**Extracted information**
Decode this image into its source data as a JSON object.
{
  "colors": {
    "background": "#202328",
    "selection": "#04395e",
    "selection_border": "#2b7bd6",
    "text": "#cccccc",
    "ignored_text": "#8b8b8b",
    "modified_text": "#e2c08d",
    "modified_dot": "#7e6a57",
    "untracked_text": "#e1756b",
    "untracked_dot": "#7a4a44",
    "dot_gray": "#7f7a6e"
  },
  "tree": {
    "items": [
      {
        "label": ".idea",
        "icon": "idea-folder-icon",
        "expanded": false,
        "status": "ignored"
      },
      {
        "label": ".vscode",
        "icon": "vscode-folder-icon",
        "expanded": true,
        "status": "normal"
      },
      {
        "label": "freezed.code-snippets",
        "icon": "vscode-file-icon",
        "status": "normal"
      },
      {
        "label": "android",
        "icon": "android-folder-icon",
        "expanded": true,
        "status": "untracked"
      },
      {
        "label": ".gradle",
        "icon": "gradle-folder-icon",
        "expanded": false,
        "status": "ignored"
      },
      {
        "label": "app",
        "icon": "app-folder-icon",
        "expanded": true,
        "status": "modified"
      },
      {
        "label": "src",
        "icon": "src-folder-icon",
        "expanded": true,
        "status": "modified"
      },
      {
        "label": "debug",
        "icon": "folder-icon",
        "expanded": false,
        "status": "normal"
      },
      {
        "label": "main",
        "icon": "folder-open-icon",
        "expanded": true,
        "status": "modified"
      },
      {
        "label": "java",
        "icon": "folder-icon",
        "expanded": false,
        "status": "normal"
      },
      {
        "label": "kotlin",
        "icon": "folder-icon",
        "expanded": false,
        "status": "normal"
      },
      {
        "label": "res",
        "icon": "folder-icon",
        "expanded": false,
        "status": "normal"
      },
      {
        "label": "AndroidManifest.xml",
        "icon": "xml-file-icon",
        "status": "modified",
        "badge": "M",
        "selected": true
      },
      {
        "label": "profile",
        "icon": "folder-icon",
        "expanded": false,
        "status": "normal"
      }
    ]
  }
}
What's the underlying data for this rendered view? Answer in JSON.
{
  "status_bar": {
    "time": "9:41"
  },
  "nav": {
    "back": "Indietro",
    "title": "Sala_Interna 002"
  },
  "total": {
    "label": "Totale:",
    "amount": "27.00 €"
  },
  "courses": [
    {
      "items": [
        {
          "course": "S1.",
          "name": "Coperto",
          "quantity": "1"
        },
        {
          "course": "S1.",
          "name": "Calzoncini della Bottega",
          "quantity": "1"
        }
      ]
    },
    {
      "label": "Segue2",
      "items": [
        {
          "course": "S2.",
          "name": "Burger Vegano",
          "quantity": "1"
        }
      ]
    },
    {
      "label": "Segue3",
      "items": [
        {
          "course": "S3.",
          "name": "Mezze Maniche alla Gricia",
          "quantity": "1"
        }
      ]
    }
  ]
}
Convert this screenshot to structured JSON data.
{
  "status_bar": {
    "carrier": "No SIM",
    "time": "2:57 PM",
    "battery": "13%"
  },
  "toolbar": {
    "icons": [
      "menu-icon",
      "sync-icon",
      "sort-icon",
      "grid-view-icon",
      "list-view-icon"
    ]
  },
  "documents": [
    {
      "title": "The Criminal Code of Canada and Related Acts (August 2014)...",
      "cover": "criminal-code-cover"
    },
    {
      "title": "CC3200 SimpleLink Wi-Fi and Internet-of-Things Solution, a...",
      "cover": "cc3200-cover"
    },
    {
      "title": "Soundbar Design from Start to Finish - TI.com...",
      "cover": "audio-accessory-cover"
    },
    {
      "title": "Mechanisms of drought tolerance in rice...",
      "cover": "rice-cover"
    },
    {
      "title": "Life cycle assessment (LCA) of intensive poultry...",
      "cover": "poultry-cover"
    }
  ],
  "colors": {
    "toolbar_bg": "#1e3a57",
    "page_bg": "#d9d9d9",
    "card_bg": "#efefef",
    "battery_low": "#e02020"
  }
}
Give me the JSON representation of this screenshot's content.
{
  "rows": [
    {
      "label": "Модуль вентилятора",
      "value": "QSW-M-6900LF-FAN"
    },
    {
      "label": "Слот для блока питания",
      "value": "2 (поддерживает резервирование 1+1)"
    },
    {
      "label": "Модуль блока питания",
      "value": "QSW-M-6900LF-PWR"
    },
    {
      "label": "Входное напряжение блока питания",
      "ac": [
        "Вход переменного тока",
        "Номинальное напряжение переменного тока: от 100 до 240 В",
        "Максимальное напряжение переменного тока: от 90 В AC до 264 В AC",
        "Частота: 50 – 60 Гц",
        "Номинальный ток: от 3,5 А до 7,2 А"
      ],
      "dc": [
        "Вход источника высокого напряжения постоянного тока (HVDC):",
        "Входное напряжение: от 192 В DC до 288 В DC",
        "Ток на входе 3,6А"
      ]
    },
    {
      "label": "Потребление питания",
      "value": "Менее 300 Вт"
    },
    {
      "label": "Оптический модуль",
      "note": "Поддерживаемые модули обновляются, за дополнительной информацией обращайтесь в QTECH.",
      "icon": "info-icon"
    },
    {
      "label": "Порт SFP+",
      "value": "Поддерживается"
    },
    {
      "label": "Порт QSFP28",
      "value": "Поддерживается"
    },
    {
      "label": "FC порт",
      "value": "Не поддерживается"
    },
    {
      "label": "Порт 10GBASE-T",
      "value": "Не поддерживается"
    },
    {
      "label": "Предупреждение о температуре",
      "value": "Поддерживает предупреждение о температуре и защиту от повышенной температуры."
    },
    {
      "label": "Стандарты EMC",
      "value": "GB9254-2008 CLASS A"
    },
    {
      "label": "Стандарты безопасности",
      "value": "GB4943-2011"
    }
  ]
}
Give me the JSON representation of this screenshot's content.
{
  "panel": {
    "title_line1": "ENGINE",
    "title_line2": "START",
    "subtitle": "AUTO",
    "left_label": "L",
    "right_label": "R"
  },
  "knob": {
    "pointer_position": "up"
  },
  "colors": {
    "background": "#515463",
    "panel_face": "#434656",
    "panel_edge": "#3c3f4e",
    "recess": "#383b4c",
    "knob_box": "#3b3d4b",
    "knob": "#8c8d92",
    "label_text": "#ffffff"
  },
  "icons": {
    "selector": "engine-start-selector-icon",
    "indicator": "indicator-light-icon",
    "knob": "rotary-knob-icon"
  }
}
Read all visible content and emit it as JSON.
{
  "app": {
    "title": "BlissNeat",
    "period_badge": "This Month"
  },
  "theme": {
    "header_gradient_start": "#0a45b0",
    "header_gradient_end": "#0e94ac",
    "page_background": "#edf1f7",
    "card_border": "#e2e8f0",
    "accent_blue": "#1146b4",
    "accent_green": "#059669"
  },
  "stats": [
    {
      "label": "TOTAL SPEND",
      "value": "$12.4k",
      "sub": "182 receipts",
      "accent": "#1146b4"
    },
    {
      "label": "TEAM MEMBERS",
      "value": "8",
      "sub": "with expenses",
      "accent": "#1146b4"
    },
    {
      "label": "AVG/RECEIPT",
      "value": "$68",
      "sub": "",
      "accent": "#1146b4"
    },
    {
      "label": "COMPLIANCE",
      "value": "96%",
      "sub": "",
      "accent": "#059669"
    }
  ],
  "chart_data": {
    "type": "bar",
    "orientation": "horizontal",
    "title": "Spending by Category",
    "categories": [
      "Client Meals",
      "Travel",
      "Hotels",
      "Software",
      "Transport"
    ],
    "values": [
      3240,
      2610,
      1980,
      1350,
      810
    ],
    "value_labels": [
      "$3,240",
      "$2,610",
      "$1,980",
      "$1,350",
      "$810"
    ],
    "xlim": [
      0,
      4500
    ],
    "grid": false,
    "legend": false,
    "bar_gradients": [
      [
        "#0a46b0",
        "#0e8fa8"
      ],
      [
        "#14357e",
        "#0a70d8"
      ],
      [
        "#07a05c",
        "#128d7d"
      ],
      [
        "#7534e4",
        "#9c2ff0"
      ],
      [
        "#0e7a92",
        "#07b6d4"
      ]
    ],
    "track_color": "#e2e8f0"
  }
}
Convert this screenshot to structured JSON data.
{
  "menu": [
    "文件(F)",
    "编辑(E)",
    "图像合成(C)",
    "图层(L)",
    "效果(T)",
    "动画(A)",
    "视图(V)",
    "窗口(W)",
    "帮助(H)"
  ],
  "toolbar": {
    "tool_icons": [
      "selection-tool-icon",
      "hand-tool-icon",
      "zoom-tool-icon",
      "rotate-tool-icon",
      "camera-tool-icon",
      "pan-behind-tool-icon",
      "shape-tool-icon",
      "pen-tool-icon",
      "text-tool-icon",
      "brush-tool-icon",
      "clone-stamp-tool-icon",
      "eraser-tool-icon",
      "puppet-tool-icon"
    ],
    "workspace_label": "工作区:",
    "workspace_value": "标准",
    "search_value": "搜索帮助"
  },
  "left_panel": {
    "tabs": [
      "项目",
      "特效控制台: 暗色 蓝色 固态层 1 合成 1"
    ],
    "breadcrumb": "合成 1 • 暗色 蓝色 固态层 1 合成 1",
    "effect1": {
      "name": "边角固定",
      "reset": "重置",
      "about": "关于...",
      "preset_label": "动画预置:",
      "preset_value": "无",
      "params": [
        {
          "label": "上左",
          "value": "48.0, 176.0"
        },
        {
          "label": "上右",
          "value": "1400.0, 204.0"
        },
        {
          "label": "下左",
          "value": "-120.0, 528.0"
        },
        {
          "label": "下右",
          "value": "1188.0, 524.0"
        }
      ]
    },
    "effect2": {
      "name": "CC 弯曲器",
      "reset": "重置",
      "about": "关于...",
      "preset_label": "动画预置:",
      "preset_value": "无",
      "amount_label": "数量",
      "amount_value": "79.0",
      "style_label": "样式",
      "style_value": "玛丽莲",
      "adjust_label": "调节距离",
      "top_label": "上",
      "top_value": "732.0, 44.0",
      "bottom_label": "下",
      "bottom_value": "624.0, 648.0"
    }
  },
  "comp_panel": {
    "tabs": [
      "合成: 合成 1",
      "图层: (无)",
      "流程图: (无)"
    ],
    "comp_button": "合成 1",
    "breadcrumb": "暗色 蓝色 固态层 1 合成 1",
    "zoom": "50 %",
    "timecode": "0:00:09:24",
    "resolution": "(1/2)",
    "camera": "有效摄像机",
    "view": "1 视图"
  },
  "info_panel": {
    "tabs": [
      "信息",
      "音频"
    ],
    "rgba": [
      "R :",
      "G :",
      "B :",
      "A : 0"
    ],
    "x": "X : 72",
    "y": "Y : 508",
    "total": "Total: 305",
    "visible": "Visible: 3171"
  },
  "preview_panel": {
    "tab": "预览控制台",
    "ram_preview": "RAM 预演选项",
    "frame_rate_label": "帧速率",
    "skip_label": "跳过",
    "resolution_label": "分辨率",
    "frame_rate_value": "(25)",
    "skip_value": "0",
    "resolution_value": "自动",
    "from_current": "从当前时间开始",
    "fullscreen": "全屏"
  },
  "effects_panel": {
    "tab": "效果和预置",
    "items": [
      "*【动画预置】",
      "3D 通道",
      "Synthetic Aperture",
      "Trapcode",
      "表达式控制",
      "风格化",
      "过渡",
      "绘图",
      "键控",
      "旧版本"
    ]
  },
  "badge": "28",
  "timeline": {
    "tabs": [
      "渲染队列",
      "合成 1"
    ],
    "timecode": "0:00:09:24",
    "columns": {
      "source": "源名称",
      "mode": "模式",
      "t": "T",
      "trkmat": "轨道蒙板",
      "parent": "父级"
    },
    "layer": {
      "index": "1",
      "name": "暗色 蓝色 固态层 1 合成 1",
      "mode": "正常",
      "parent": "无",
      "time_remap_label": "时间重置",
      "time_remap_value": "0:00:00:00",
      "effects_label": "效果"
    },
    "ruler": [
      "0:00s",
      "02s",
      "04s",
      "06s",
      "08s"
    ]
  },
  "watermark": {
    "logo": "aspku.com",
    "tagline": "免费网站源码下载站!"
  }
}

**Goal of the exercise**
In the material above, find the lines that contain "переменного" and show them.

**Your response**
        "Вход переменного тока",
        "Номинальное напряжение переменного тока: от 100 до 240 В",
        "Максимальное напряжение переменного тока: от 90 В AC до 264 В AC",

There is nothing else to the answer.